Before you begin, here are some of the five tips on how to benefit from these templates:

  • Have various positive traits such as: Adaptable, detail-oriented, Diligent, hardworking, efficient and responsible among others
  • Include your soft skills like those in leadership, communication, management, research and problem solving, just to name a few.
  • Show the hiring manager your hard professional qualifications – Our amazing cover letter samples and resume by company pages will help you in coming up with the best language to use.
  • Include your GPA – Your GPA should be above 3.5 for you to insert it here!
  • Insert your degree and style it using this method – (BS Engineering) remember to include even the parenthesis

As you get started, we would love you to copy and paste your best template into these attractive and already arranged cover letter layouts. They include:

  • Models for high school students with no working experience
  • High school students with work experience
  • High school students who’ve just graduated but lack work experience
  • There are also templates for college students who’ve not held any job positions before
  • College students with working experience
  • Fresh college graduates with some level of expertise
  • College graduates with no work experience
  • Templates for non-students with no working experience
  • Lastly, professionals with enough working knowledge

Our Variety of CV Template Designs

Here are eight free easy to download cover letter designs. Choose the template that suits you best from the list below:

  • Classic Blue
  • Elegant Brick Red
  • Dublin Green
  • Harvard dark blue
  • Park B&W
  • Milano Gray
  • Chicago Blue
  • Modern Brick Red

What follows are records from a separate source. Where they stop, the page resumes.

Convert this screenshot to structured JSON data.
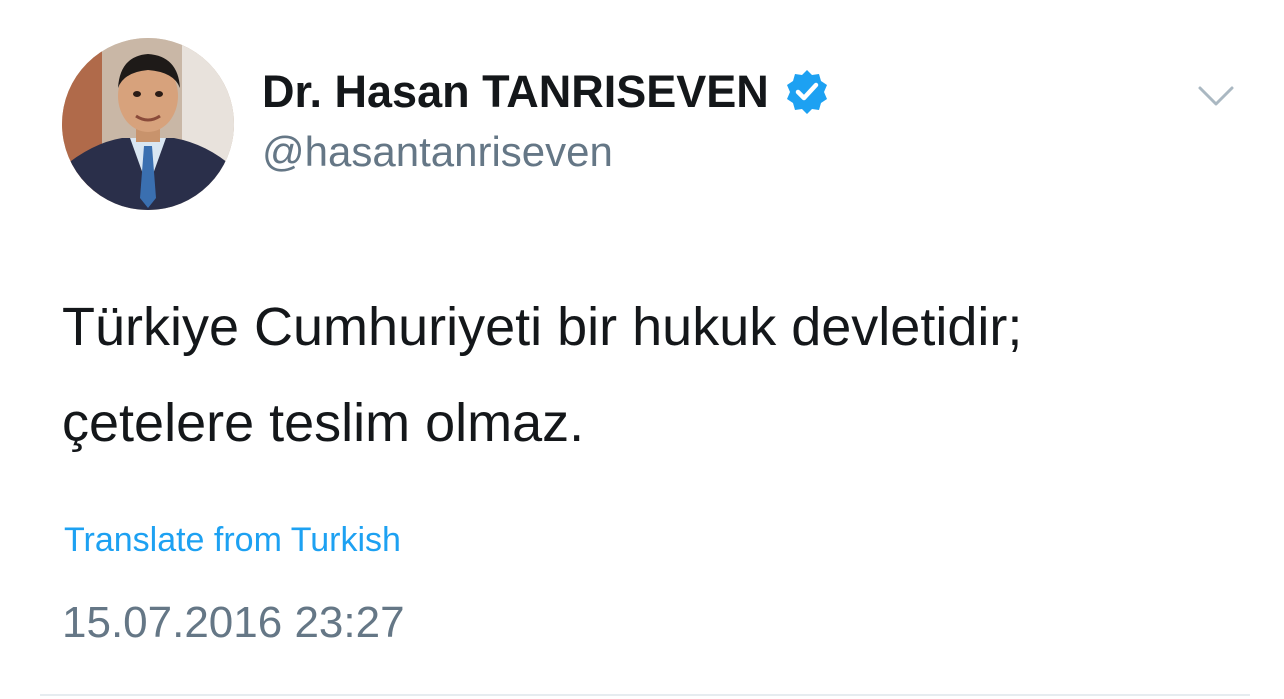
{
  "author": {
    "display_name": "Dr. Hasan TANRISEVEN",
    "handle": "@hasantanriseven",
    "verified": true
  },
  "tweet": {
    "line1": "Türkiye Cumhuriyeti bir hukuk devletidir;",
    "line2": "çetelere teslim olmaz.",
    "translate_label": "Translate from Turkish",
    "timestamp": "15.07.2016 23:27"
  },
  "icons": {
    "verified": "verified-badge-icon",
    "menu": "chevron-down-icon",
    "avatar": "avatar"
  },
  "colors": {
    "accent": "#1da1f2",
    "text": "#14171a",
    "secondary": "#657786",
    "divider": "#e6ecf0"
  }
}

How to Address “Red Flags” In Your Cover Letter

“Red Flags” play a crucial role when it comes to writing a cover letter. So, what is a red flag? Well, it’s something in your personal or professional history that can negatively change the way a recruitment manager views your entire job application. While several red flags are quickly addressed in the document, you should leave others for your interview stage.

Here is a list of the eight most significant red flags found in different cover letters. If you find one that applies to you, make sure to learn how you can handle it. It should not be something that prevents you from getting a suitable job!

  1. If you’ve post-hopped previously but still want a career change
  2. To get the job, you’ll have to change your location
  3. You may have gaps in employment on your resume
  4. If you were dismissed from your previous post
  5. You might be a self-employed individual looking to jump ship
  6. Cases of disability or other medical issues
  7. You may have a history of crime
  8. Have you been previously laid off?

Some Important Questions

We’ve received several questions from our readers on how to come up with attractive cover letters. Principal among these queries was how you should address a company that does not include its name and that of the hiring manager. Good examples are those jobs posted on Craigslist. Here, instead of using phrases such as “To Whom it may concern” simply address the potential employer with something like, “Dear Recruitment Manager.”

Another important issue that we need to address is whether or not you need to include your salary requirements in your cover letter. For professionals, it may seem unfair applying for a job and then starting off in a beginner’s salary. However, unless specified in the job advertisement, do not include your salary or wage requirements.


With the above information, you’ll find that writing a cover letter is a pretty straightforward process. You’ll only need to identify the four critical issues to address, and then nail them down in a simple yet impressively written letter. Good luck as you try to land the job!